Show each line of the data below that has the string "individuals" in it.

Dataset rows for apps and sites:
════════

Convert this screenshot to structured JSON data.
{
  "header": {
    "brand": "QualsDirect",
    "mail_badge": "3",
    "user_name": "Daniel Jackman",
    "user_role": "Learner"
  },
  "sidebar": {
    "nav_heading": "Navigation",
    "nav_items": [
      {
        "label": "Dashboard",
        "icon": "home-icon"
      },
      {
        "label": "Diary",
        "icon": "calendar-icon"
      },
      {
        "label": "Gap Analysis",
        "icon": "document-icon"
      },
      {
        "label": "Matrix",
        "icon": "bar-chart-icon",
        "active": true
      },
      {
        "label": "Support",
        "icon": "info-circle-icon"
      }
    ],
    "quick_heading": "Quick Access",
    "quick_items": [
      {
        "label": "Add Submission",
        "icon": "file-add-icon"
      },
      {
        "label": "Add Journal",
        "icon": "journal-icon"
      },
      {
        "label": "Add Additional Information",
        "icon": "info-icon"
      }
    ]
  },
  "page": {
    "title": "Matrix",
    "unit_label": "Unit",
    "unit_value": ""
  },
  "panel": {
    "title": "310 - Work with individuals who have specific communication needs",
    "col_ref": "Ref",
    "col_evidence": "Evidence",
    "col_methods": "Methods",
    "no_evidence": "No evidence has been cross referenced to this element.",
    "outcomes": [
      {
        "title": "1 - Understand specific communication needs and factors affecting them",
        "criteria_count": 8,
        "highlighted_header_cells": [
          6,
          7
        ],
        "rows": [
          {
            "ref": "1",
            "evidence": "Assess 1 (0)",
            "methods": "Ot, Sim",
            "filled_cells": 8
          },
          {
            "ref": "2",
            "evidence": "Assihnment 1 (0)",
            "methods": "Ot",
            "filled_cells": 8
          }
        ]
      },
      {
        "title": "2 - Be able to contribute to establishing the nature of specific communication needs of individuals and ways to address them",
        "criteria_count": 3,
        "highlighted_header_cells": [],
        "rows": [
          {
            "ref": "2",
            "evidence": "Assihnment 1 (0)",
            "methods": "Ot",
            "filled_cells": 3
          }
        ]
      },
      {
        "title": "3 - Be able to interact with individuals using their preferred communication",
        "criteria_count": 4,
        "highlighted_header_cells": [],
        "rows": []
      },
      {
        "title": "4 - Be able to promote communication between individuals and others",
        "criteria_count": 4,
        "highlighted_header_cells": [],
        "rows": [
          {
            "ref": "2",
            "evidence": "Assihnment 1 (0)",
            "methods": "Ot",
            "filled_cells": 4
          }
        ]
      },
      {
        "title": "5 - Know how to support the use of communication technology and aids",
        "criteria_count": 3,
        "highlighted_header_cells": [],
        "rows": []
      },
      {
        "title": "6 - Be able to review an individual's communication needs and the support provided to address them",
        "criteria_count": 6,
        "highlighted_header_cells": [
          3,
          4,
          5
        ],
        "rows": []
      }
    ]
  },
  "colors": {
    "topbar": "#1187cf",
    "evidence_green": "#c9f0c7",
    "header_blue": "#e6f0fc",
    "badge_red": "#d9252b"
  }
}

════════

Answer space:
    "title": "310 - Work with individuals who have specific communication needs",
        "title": "2 - Be able to contribute to establishing the nature of specific communication needs of individuals and ways to address them",
        "title": "3 - Be able to interact with individuals using their preferred communication",
        "title": "4 - Be able to promote communication between individuals and others",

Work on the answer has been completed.